▶ **Material to process**:

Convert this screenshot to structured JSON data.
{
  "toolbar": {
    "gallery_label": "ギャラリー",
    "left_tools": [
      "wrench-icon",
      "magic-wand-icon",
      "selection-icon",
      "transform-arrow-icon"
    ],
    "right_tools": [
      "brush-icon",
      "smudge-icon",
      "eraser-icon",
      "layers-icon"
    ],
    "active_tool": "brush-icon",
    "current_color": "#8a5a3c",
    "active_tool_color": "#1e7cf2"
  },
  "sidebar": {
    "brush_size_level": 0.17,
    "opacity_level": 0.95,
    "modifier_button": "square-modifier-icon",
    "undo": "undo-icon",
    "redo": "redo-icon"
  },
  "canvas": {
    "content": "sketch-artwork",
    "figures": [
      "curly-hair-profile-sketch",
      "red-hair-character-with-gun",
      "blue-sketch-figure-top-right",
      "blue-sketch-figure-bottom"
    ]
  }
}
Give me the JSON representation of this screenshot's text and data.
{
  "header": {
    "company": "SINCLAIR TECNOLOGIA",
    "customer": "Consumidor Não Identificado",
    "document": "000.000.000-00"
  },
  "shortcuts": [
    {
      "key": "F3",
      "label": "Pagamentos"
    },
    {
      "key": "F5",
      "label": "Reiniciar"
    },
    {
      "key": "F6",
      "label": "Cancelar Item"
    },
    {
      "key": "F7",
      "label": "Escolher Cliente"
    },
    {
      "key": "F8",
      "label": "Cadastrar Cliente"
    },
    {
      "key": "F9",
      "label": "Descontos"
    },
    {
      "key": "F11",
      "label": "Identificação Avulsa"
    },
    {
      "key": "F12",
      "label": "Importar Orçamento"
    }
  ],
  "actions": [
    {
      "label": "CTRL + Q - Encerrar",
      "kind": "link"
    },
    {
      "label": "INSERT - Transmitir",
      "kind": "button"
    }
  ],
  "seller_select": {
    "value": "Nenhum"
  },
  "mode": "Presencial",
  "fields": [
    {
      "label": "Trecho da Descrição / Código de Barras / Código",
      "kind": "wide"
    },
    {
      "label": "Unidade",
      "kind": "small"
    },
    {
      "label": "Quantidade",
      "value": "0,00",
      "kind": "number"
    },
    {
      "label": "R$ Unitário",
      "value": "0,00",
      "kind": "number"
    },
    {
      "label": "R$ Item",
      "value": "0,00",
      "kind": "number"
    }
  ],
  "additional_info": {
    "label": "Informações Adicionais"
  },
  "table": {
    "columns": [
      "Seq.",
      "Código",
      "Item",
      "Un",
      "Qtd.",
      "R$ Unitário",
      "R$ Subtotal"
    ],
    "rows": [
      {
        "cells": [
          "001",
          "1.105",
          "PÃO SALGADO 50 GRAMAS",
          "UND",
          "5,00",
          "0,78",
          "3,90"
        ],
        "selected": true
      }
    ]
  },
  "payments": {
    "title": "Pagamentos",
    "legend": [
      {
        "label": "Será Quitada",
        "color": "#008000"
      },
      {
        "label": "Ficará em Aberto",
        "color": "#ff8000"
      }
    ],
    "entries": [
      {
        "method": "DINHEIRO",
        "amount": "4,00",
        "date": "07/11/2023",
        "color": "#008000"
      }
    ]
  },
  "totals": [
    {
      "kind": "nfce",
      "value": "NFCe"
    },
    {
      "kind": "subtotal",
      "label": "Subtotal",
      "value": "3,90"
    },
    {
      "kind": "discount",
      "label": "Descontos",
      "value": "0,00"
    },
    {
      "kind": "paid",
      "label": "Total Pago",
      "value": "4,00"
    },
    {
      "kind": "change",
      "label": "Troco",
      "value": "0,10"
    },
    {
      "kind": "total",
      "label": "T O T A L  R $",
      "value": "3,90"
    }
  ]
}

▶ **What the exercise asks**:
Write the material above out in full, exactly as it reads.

▶ **Answer to this problem**:
Convert this screenshot to structured JSON data.
{
  "toolbar": {
    "gallery_label": "ギャラリー",
    "left_tools": [
      "wrench-icon",
      "magic-wand-icon",
      "selection-icon",
      "transform-arrow-icon"
    ],
    "right_tools": [
      "brush-icon",
      "smudge-icon",
      "eraser-icon",
      "layers-icon"
    ],
    "active_tool": "brush-icon",
    "current_color": "#8a5a3c",
    "active_tool_color": "#1e7cf2"
  },
  "sidebar": {
    "brush_size_level": 0.17,
    "opacity_level": 0.95,
    "modifier_button": "square-modifier-icon",
    "undo": "undo-icon",
    "redo": "redo-icon"
  },
  "canvas": {
    "content": "sketch-artwork",
    "figures": [
      "curly-hair-profile-sketch",
      "red-hair-character-with-gun",
      "blue-sketch-figure-top-right",
      "blue-sketch-figure-bottom"
    ]
  }
}
Give me the JSON representation of this screenshot's text and data.
{
  "header": {
    "company": "SINCLAIR TECNOLOGIA",
    "customer": "Consumidor Não Identificado",
    "document": "000.000.000-00"
  },
  "shortcuts": [
    {
      "key": "F3",
      "label": "Pagamentos"
    },
    {
      "key": "F5",
      "label": "Reiniciar"
    },
    {
      "key": "F6",
      "label": "Cancelar Item"
    },
    {
      "key": "F7",
      "label": "Escolher Cliente"
    },
    {
      "key": "F8",
      "label": "Cadastrar Cliente"
    },
    {
      "key": "F9",
      "label": "Descontos"
    },
    {
      "key": "F11",
      "label": "Identificação Avulsa"
    },
    {
      "key": "F12",
      "label": "Importar Orçamento"
    }
  ],
  "actions": [
    {
      "label": "CTRL + Q - Encerrar",
      "kind": "link"
    },
    {
      "label": "INSERT - Transmitir",
      "kind": "button"
    }
  ],
  "seller_select": {
    "value": "Nenhum"
  },
  "mode": "Presencial",
  "fields": [
    {
      "label": "Trecho da Descrição / Código de Barras / Código",
      "kind": "wide"
    },
    {
      "label": "Unidade",
      "kind": "small"
    },
    {
      "label": "Quantidade",
      "value": "0,00",
      "kind": "number"
    },
    {
      "label": "R$ Unitário",
      "value": "0,00",
      "kind": "number"
    },
    {
      "label": "R$ Item",
      "value": "0,00",
      "kind": "number"
    }
  ],
  "additional_info": {
    "label": "Informações Adicionais"
  },
  "table": {
    "columns": [
      "Seq.",
      "Código",
      "Item",
      "Un",
      "Qtd.",
      "R$ Unitário",
      "R$ Subtotal"
    ],
    "rows": [
      {
        "cells": [
          "001",
          "1.105",
          "PÃO SALGADO 50 GRAMAS",
          "UND",
          "5,00",
          "0,78",
          "3,90"
        ],
        "selected": true
      }
    ]
  },
  "payments": {
    "title": "Pagamentos",
    "legend": [
      {
        "label": "Será Quitada",
        "color": "#008000"
      },
      {
        "label": "Ficará em Aberto",
        "color": "#ff8000"
      }
    ],
    "entries": [
      {
        "method": "DINHEIRO",
        "amount": "4,00",
        "date": "07/11/2023",
        "color": "#008000"
      }
    ]
  },
  "totals": [
    {
      "kind": "nfce",
      "value": "NFCe"
    },
    {
      "kind": "subtotal",
      "label": "Subtotal",
      "value": "3,90"
    },
    {
      "kind": "discount",
      "label": "Descontos",
      "value": "0,00"
    },
    {
      "kind": "paid",
      "label": "Total Pago",
      "value": "4,00"
    },
    {
      "kind": "change",
      "label": "Troco",
      "value": "0,10"
    },
    {
      "kind": "total",
      "label": "T O T A L  R $",
      "value": "3,90"
    }
  ]
}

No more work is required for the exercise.